Now that we know that the SAT is going to be redesigned, let’s look at some of the common myths that still prevail about the college admissions test, despite volumes of research to the contrary.
These were written by Bob Schaeffer, public education director of the National Center for Fair & Open Testing, or FairTest, a nonprofit organization dedicated to stopping the misuse of standardized tests.
Here are five of the most common myths about the exam:
1. The SAT measures what you need to know in college. The SAT is largely a fast-paced, multiple-choice guessing game, which has little to do with the skills necessary for college success. It tests a narrow range of techniques, mainly how quickly a student can choose among answers without thinking deeply about any of them. For example, research has shown that over 40% of reading comprehension items – far better than chance — can be answered correctly without even looking at the passage. Seventy percent of a test-taker’s score on the so-called “Writing” exam is based on multiple-choice copy-editing questions. The brief essay can be beaten by long-winded, formulaic submissions that may be flawed factually and logically. The SAT cannot measure many of the important qualities students need in college (or life). These include strategic reasoning, higher order thinking skills, experience, persistence and creativity.
2. The SAT is still necessary because of the variability in high school grades. In fact, high school grades – even with all the variability between classrooms – are more accurate and fairer predictors of undergraduate success. Even the SAT’s promoters admit that it underpredicts college grades for females, students whose home language is not English, and older applicants. These groups now make up more than half of all college applicants.
3. At least the SAT gives all students an equal shot at college admission. Because of the way the test is constructed, its rewards for strategic guessing, its highly speeded pace, and cultural biases, the SAT denies African Americans, Latinos, Native Americans, and women equal opportunities for higher education. Research shows that when admissions offices place heavy emphasis on SAT scores – particularly when they use rigid cut-off score minimums – the number of qualified students of color and low-income students admitted goes down. What’s more, using scores to award scholarships prevents students of color and women from getting their fair share of badly-needed tuition aid.

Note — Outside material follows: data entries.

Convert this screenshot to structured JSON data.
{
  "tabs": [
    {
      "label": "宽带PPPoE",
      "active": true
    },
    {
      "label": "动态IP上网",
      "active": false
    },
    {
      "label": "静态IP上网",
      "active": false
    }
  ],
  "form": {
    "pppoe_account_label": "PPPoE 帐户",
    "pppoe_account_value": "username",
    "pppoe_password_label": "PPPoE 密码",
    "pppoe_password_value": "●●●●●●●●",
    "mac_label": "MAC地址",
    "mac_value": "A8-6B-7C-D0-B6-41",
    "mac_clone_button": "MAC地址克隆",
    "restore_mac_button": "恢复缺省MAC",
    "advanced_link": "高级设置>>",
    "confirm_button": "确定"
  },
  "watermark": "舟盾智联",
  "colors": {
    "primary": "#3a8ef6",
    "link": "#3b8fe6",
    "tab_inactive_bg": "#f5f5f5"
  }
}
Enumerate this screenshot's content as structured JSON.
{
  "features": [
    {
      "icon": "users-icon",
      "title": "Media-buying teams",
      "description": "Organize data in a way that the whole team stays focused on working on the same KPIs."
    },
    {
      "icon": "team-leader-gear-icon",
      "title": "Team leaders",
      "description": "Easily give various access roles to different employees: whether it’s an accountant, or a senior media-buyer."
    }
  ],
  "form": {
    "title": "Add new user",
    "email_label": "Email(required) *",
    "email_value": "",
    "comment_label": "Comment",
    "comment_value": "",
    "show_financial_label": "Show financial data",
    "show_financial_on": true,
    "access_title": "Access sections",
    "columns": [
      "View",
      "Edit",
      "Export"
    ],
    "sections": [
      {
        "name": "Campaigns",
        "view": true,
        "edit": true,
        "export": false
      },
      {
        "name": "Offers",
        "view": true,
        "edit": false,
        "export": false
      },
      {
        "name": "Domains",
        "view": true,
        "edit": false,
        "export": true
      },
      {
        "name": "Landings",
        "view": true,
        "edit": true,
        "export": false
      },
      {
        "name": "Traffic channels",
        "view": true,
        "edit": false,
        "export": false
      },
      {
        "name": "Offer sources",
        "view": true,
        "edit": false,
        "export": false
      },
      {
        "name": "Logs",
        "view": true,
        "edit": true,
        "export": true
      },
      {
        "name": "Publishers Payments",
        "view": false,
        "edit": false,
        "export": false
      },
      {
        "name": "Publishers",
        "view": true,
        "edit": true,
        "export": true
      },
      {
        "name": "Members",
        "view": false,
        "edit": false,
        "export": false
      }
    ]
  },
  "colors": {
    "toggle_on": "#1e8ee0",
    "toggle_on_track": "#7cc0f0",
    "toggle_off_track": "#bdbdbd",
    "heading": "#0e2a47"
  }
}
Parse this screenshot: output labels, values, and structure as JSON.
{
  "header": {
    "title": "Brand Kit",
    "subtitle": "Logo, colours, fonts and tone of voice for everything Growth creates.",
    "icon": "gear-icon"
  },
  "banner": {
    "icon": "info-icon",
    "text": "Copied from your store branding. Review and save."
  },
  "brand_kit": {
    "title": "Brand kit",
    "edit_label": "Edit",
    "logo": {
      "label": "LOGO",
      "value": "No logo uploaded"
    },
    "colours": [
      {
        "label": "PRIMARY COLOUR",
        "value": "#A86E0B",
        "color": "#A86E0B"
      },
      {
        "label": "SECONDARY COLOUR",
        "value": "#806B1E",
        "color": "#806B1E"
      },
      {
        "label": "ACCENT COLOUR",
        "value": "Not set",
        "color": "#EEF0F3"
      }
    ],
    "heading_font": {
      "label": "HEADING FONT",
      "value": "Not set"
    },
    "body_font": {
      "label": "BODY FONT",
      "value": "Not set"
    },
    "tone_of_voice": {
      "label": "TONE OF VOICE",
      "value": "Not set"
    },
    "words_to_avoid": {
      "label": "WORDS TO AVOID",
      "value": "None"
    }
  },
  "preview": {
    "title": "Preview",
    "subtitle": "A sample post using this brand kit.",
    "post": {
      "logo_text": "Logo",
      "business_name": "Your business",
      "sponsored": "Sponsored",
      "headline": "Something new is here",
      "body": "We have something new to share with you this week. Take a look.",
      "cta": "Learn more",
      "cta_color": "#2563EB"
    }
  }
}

4. Test coaching doesn’t work. Independent studies collected by FairTest show that good test prep programs can raise a student’s combined score on the SAT Critical Reading and Math tests by 100 points or more. Many of these courses are very expensive ($1,000 and up). They primarily teach test-taking strategies specific to the SAT, such as when to guess strategically. The fact that short-term coaching works undermines the test-makers’ claim that the SAT measures skills and knowledge learned over a long period of time. It also adds another income-related bias to the test. Students who come from families that can afford an expensive coaching class are already more likely to score higher on the test. If coaching does not work, why do both ETS and the College Board sell test preparation products?
5. But colleges still need test scores to make admissions decisions. The more than 800 colleges and universities that admit a substantial number of applicants without regard to test scores prove that you can have a rigorous admissions process without the SAT. Highly selective institutions can follow the example of colleges such as Bates, Bowdoin, Pitzer and Smith, and universities such as Wake Forest and Worcester Polytechnic Institute. All have found that the diversity and quality of their students improved after making the SAT (and ACT) optional. Fewer than 200 colleges in the country reject more than half of their applicants. Admissions officers at these schools have many other ways to deal with differences in high school curriculum and quality.